Although response rates are generally high for both the NSRCG and the SDR, the NSCG is the largest component of SESTAT and thus has the greatest impact on overall response rates. Despite the high conditional response rates achieved for the NSCG, over time the cumulative effects of attrition will inevitably lead to very low overall response rates.
Weighting in SESTAT
The initial purpose of weighting is to compensate for differential probabilities of selection. This compensation is achieved through the "base weight," which is defined as the reciprocal of the probability of selecting a person for the study. The final weights used for the survey analysis may include one or more adjustments. For example, nonresponse-weighting adjustments are often used to inflate the base weights to compensate for unit nonresponse. Poststratification adjustments are used to make the weighted sample counts conform to known population totals, and thus provide a way of adjusting for possible undercoverage of the target population.
Although some aspects of weighting have varied from year to year, the main features of the weighting procedures used in SESTAT can be summarized as follows.
Variance Estimation in SESTAT

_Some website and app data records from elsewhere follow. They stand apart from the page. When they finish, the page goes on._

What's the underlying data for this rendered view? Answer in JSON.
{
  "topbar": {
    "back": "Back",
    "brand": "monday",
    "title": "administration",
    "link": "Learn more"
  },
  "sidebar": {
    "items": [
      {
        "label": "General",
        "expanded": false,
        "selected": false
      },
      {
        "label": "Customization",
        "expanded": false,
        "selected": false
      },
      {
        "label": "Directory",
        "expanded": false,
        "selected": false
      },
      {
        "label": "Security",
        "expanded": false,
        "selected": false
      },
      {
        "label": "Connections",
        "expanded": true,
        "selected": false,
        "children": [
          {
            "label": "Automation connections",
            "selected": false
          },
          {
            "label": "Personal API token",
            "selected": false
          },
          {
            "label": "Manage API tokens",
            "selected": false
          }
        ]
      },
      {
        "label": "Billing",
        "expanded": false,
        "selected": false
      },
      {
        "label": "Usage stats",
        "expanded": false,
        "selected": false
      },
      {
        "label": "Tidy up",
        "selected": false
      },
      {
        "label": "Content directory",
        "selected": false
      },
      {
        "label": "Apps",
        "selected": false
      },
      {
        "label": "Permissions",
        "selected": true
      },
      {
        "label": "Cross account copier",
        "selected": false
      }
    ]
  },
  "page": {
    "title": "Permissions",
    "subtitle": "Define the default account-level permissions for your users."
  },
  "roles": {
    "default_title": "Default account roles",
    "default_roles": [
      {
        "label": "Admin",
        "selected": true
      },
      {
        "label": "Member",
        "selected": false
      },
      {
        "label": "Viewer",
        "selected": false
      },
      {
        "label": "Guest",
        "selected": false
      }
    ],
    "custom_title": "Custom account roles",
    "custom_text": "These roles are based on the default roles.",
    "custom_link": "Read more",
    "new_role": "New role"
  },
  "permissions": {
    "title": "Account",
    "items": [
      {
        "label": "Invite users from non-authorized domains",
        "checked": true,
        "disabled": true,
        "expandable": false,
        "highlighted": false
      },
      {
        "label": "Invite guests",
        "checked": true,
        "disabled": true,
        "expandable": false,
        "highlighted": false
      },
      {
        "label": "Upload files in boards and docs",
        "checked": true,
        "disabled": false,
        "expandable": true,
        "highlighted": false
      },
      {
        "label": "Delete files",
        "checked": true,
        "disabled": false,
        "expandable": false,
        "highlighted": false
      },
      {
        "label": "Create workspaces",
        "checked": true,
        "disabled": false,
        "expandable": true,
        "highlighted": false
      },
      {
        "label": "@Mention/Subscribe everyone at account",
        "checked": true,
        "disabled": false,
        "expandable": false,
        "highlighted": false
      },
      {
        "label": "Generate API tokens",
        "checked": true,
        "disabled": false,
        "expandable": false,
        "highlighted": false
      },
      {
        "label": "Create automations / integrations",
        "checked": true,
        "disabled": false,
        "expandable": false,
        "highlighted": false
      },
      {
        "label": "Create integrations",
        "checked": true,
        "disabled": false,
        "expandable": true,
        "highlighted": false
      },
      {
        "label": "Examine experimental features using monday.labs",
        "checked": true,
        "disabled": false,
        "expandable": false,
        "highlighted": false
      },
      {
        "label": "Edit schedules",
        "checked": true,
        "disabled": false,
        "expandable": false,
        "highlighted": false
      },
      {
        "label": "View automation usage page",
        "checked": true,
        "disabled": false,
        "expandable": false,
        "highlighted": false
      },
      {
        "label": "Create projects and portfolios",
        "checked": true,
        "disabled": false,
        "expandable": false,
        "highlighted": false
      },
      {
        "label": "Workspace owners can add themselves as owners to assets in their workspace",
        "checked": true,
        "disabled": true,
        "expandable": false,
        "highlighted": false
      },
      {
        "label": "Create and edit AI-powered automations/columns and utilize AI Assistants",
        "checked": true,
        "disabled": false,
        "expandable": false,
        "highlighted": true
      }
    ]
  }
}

Replication methods have been used to produce estimates of sampling errors for all three components of SESTAT. Because the variance estimates were developed by different survey organizations, different methods have been used. For example, for the NSCG, balance repeated replication (BRR) was used for variance estimation. For the NSRCG, a jackknife method for a paired selection sample design, referred to as "JK2," was used (see Westat 2000); for the 1993 NSRCG 50 replicate weights were produced for variance estimation, whereas for the 1995–99 NSRCG 86 replicate weights were produced. Additional details of the methods used in the NSRCG are given in Westat (1999). For the 1993 SDR, BRR was used with 16 replicate weights for variance estimation. For later SDR samples, the number of replicate weights was increased to 48. Details of the methods used in the SDR for variance estimation are given in U.S. Census Bureau (2001).
The variance of an estimated total obtained by pooling the various SESTAT samples can be calculated by simply adding the variance of the individual components. As long as the individual variance estimates are approximately unbiased (and the samples can be assumed to be roughly independent), the resulting total variance is also approximately unbiased no matter what methods are used to obtain the individual variances. Because there is a large number of questionnaire items in the components of SESTAT, generalized variance curves are also used to provide approximate variances for broad classes of statistics based on observed relationships between the weighted estimate and the calculated sampling error.
 The U.S. Census Bureau was required to perform the data collection for the NSCG sample derived from the 1990 census. However, for the 1997 and 1999 SESTAT cycles, the NSCG panel subsamples originally selected as part of the NSRCG were not collected by Census but as part of the NSRCG panel survey. The data for these cases were integrated with the NSCG and SDR to form the full SESTAT integrated database.